## The task:
Show the lines of the material that contain the word "checked".

## Data supplied:
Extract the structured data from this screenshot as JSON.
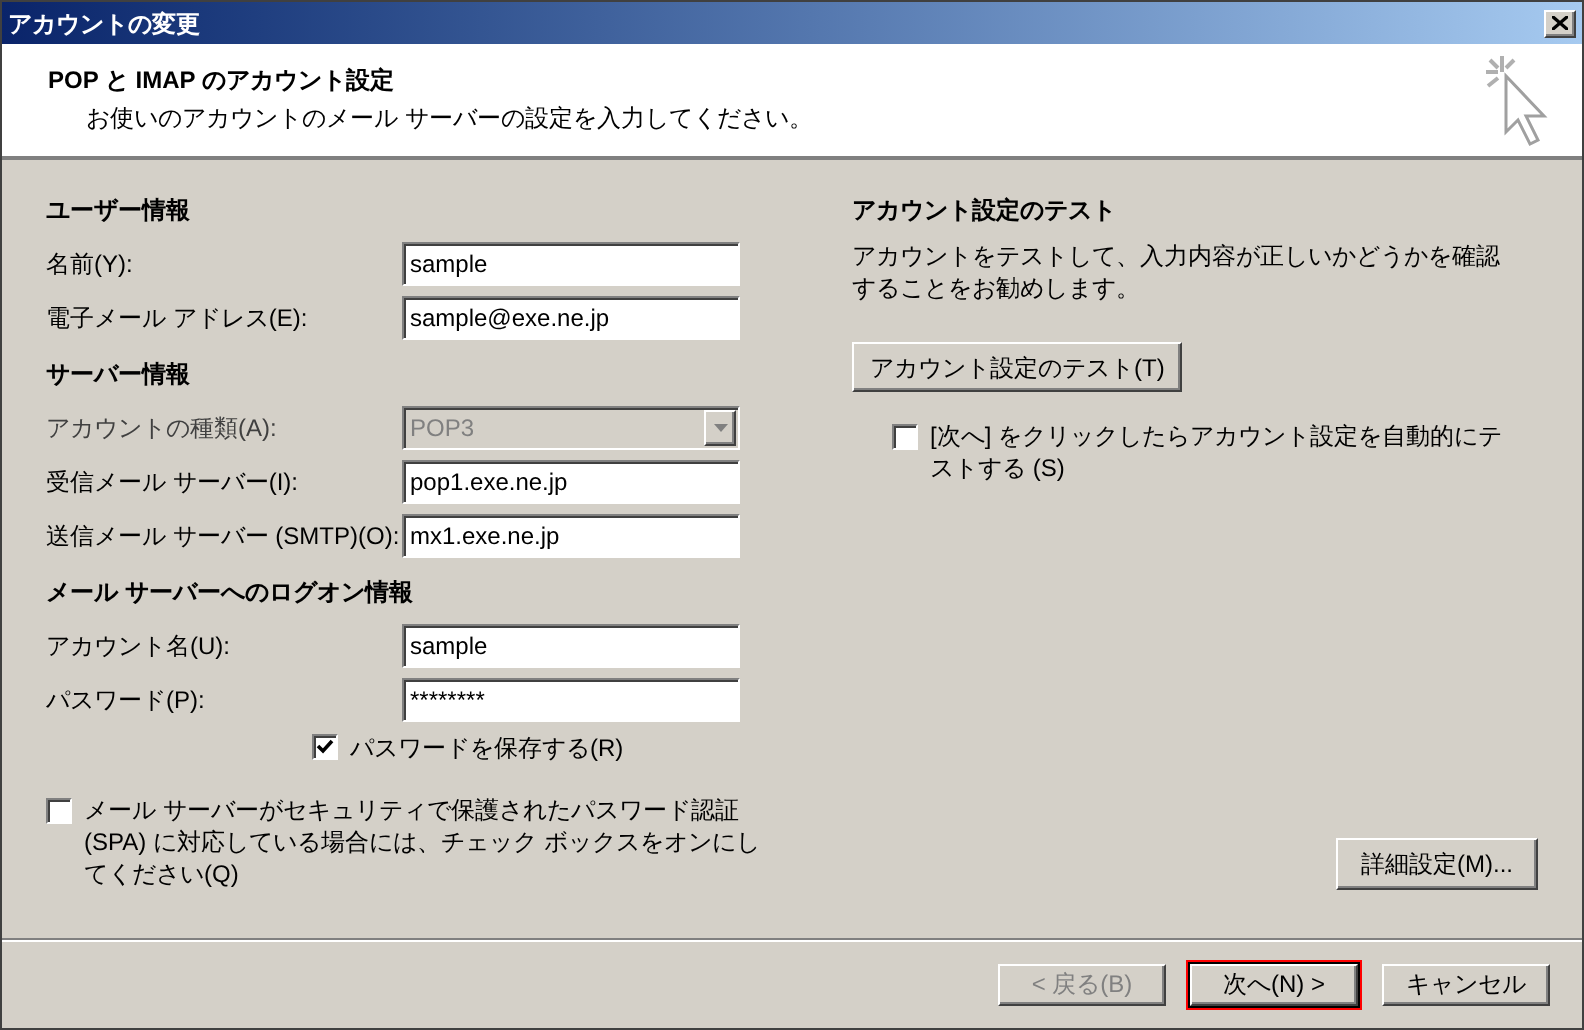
{
  "window": {
    "title": "アカウントの変更"
  },
  "header": {
    "title": "POP と IMAP のアカウント設定",
    "subtitle": "お使いのアカウントのメール サーバーの設定を入力してください。"
  },
  "sections": [
    {
      "heading": "ユーザー情報",
      "fields": [
        {
          "kind": "text",
          "label": "名前(Y):",
          "value": "sample",
          "disabled": false
        },
        {
          "kind": "text",
          "label": "電子メール アドレス(E):",
          "value": "sample@exe.ne.jp",
          "disabled": false
        }
      ]
    },
    {
      "heading": "サーバー情報",
      "fields": [
        {
          "kind": "dropdown",
          "label": "アカウントの種類(A):",
          "value": "POP3",
          "disabled": true
        },
        {
          "kind": "text",
          "label": "受信メール サーバー(I):",
          "value": "pop1.exe.ne.jp",
          "disabled": false
        },
        {
          "kind": "text",
          "label": "送信メール サーバー (SMTP)(O):",
          "value": "mx1.exe.ne.jp",
          "disabled": false
        }
      ]
    },
    {
      "heading": "メール サーバーへのログオン情報",
      "fields": [
        {
          "kind": "text",
          "label": "アカウント名(U):",
          "value": "sample",
          "disabled": false
        },
        {
          "kind": "text",
          "label": "パスワード(P):",
          "value": "********",
          "disabled": false
        }
      ]
    }
  ],
  "save_password": {
    "label": "パスワードを保存する(R)",
    "checked": true
  },
  "spa": {
    "label": "メール サーバーがセキュリティで保護されたパスワード認証 (SPA) に対応している場合には、チェック ボックスをオンにしてください(Q)",
    "checked": false
  },
  "test": {
    "heading": "アカウント設定のテスト",
    "description": "アカウントをテストして、入力内容が正しいかどうかを確認することをお勧めします。",
    "button": "アカウント設定のテスト(T)",
    "auto_test": {
      "label": "[次へ] をクリックしたらアカウント設定を自動的にテストする (S)",
      "checked": false
    }
  },
  "more_settings_button": "詳細設定(M)...",
  "buttons": [
    {
      "label": "< 戻る(B)",
      "disabled": true,
      "highlighted": false
    },
    {
      "label": "次へ(N) >",
      "disabled": false,
      "highlighted": true
    },
    {
      "label": "キャンセル",
      "disabled": false,
      "highlighted": false
    }
  ]
}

## Answer to the exercise:
    "checked": true
    "checked": false
      "checked": false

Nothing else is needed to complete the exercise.